§ **Work item**
Could you find every line in the records below that contains the word "bomber" and copy it?

Dataset entries
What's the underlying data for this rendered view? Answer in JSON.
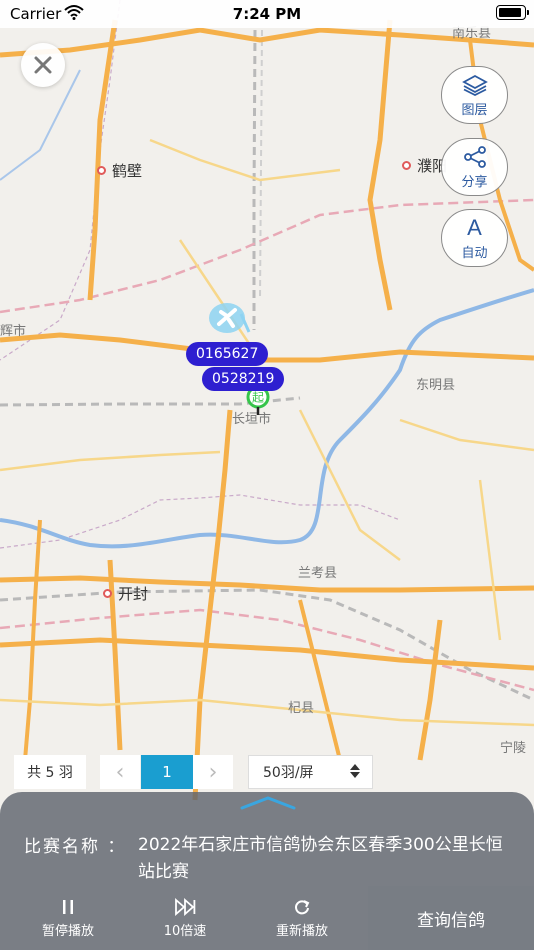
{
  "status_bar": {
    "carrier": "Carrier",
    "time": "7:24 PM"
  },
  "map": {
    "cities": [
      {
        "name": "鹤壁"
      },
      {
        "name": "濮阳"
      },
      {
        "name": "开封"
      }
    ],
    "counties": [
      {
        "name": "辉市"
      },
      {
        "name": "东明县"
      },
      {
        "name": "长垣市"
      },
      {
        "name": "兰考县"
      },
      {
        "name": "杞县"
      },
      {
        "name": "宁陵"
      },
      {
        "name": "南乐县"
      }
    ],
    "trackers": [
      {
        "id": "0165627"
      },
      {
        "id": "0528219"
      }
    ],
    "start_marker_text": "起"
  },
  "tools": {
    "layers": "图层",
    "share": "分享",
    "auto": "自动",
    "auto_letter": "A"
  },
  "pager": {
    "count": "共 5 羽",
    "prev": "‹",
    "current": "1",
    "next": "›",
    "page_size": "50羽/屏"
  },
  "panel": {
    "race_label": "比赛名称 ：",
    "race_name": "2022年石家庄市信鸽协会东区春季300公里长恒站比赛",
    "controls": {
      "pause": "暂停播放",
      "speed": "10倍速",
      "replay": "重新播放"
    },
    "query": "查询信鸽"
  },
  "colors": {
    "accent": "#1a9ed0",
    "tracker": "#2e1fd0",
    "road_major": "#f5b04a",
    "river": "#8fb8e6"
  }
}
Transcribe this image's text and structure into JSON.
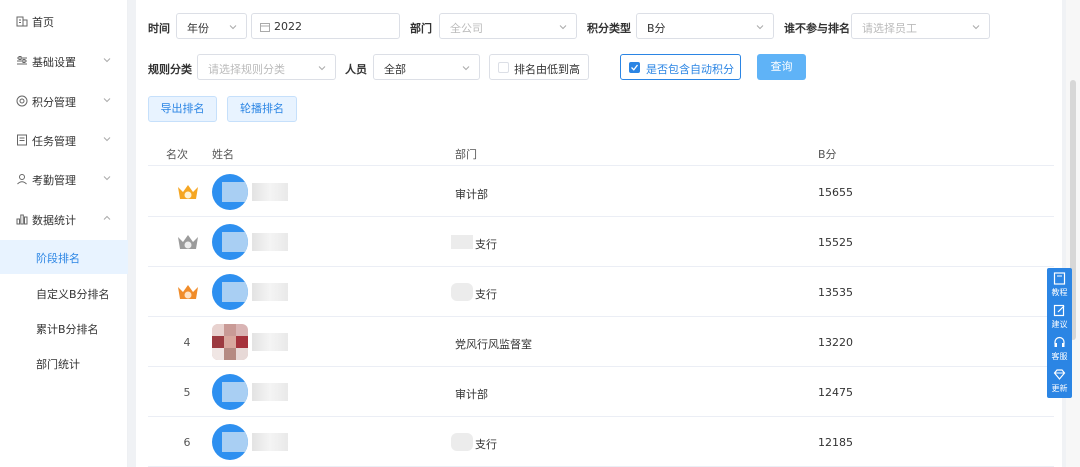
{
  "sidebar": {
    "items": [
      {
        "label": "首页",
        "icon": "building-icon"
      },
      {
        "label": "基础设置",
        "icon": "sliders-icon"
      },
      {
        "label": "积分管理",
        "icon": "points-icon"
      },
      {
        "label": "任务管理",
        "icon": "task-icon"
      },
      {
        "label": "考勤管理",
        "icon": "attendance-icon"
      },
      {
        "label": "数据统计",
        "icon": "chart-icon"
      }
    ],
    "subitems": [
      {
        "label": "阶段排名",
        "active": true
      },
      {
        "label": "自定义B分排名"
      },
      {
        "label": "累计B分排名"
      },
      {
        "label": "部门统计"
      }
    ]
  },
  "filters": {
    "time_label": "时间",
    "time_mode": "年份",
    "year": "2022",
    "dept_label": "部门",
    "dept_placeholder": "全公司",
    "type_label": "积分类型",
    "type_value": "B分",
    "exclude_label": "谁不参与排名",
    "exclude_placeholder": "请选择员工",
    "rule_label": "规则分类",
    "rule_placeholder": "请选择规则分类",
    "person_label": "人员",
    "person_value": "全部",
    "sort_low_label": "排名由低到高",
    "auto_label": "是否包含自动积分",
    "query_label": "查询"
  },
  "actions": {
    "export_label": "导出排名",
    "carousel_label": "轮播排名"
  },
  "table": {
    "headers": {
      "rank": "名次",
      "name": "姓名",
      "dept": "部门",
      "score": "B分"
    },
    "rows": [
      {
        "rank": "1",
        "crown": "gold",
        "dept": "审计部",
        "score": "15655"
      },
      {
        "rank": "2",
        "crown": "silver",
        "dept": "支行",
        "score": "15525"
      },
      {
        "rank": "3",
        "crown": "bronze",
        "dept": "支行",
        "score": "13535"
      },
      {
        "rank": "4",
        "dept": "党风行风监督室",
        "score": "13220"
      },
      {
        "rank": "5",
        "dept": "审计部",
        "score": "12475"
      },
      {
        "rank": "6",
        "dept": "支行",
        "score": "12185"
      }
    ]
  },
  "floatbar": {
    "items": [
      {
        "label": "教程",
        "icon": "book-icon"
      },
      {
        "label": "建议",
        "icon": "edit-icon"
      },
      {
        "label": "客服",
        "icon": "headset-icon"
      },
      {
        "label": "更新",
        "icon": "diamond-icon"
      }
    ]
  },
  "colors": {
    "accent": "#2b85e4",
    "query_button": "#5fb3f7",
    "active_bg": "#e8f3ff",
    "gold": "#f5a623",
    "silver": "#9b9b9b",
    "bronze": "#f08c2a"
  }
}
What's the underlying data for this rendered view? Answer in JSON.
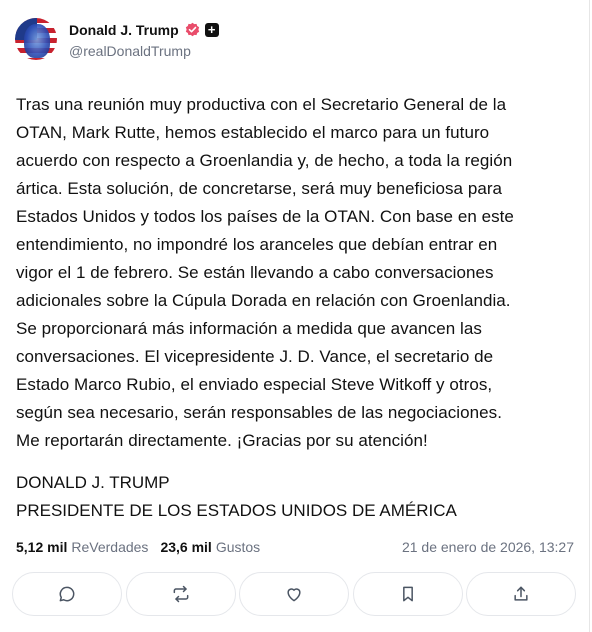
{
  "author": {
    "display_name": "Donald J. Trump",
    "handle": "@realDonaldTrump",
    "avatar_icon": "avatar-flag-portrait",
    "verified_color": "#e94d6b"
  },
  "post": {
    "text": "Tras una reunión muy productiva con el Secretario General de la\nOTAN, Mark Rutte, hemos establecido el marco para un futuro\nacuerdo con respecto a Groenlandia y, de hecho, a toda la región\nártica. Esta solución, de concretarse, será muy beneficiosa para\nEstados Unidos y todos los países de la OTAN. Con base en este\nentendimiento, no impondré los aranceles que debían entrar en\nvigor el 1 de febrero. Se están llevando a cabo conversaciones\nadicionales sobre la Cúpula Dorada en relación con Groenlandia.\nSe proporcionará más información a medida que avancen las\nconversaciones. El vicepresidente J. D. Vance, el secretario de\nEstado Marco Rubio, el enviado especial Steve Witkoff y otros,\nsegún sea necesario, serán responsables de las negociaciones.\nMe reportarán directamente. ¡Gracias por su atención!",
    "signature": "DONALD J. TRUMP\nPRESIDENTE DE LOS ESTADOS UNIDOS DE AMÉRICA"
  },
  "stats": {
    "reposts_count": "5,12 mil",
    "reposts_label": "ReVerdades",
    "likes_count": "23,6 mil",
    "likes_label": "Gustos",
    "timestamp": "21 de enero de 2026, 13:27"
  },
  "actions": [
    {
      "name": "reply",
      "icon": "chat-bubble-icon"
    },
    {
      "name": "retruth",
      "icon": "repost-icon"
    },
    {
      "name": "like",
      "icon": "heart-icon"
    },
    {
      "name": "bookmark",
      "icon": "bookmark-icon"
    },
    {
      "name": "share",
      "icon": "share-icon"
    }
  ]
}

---

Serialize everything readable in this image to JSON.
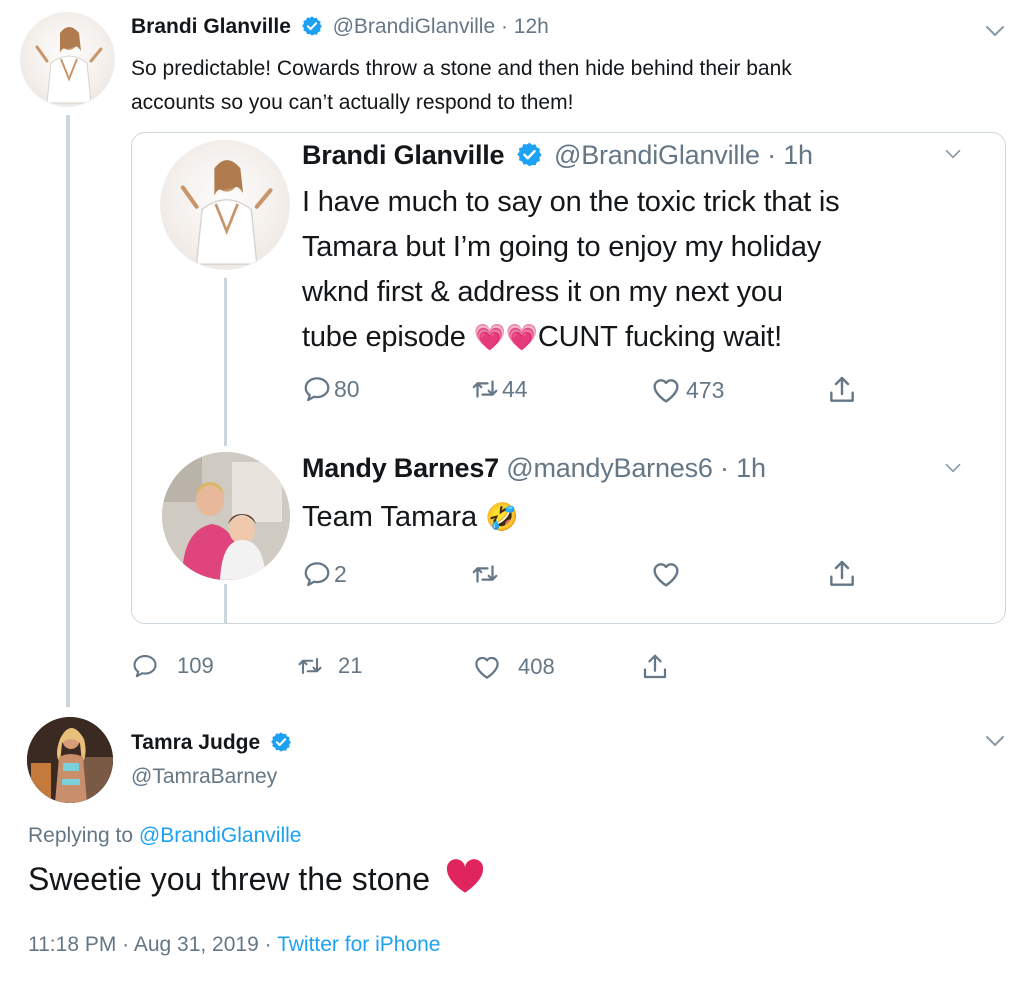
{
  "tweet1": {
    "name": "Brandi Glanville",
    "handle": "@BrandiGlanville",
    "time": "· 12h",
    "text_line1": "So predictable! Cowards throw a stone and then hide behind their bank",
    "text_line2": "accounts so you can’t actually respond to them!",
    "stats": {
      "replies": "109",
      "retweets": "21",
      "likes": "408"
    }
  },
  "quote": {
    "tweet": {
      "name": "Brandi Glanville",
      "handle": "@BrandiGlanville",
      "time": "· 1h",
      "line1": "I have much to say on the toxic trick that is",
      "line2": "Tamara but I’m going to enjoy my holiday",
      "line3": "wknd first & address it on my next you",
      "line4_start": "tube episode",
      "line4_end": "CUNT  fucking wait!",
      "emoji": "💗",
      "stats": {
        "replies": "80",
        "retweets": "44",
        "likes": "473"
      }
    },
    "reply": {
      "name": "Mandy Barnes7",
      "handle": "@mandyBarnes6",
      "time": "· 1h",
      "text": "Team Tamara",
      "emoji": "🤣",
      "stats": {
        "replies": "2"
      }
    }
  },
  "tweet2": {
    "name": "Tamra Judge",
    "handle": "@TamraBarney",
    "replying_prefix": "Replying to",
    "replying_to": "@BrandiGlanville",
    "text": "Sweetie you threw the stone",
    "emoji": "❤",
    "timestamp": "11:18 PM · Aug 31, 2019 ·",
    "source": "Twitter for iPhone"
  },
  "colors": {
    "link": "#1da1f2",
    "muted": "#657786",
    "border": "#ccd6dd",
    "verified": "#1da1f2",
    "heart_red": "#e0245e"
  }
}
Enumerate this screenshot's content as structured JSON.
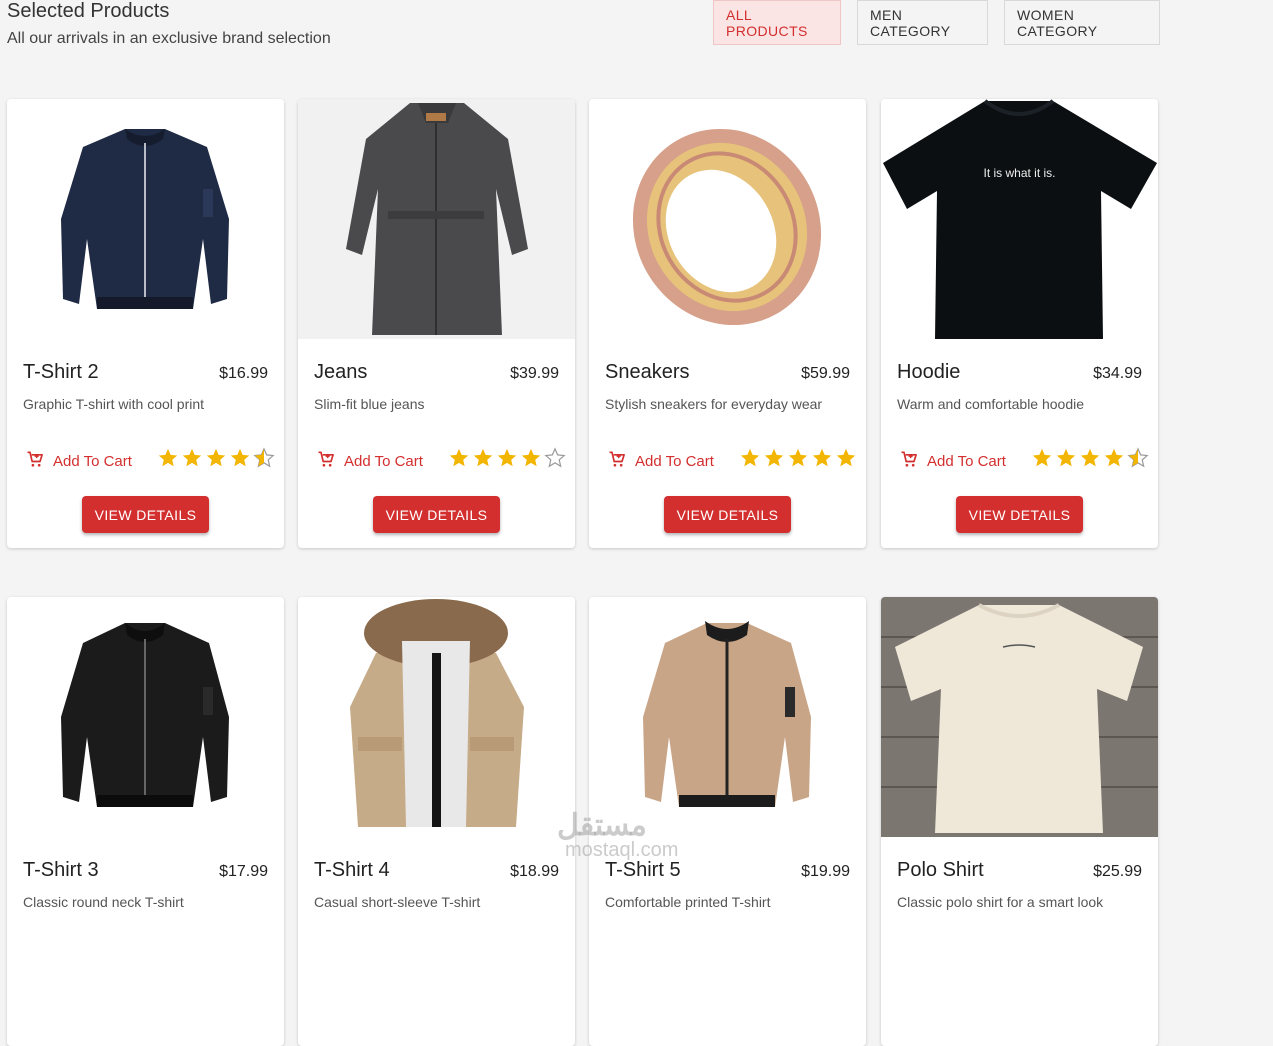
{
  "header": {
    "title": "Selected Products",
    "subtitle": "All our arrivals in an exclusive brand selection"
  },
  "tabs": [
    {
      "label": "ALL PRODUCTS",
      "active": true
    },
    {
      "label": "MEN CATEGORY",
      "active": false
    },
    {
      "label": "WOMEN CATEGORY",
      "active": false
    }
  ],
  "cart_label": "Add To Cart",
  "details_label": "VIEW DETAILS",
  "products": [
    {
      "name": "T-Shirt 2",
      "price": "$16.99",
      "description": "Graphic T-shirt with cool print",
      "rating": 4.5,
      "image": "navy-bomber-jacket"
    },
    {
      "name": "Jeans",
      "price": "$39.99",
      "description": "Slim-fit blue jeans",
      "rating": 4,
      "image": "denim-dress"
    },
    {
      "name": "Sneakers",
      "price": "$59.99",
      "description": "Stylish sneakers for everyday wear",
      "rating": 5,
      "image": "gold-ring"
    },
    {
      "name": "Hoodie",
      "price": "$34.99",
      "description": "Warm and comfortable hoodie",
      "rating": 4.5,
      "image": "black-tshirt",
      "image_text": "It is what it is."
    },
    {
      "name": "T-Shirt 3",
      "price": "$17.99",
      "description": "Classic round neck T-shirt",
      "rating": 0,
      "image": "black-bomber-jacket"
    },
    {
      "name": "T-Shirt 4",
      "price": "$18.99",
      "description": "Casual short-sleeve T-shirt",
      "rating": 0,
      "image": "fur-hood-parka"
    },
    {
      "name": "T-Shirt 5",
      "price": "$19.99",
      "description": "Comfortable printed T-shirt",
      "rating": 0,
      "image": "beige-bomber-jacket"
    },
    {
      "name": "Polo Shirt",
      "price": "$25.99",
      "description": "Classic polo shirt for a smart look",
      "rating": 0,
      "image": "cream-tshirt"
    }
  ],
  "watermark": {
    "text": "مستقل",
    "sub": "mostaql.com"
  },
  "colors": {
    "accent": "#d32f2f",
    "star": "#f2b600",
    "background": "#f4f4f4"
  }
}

§ **Solution for this exercise**
      "image": "navy-bomber-jacket"
      "image": "black-bomber-jacket"
      "image": "beige-bomber-jacket"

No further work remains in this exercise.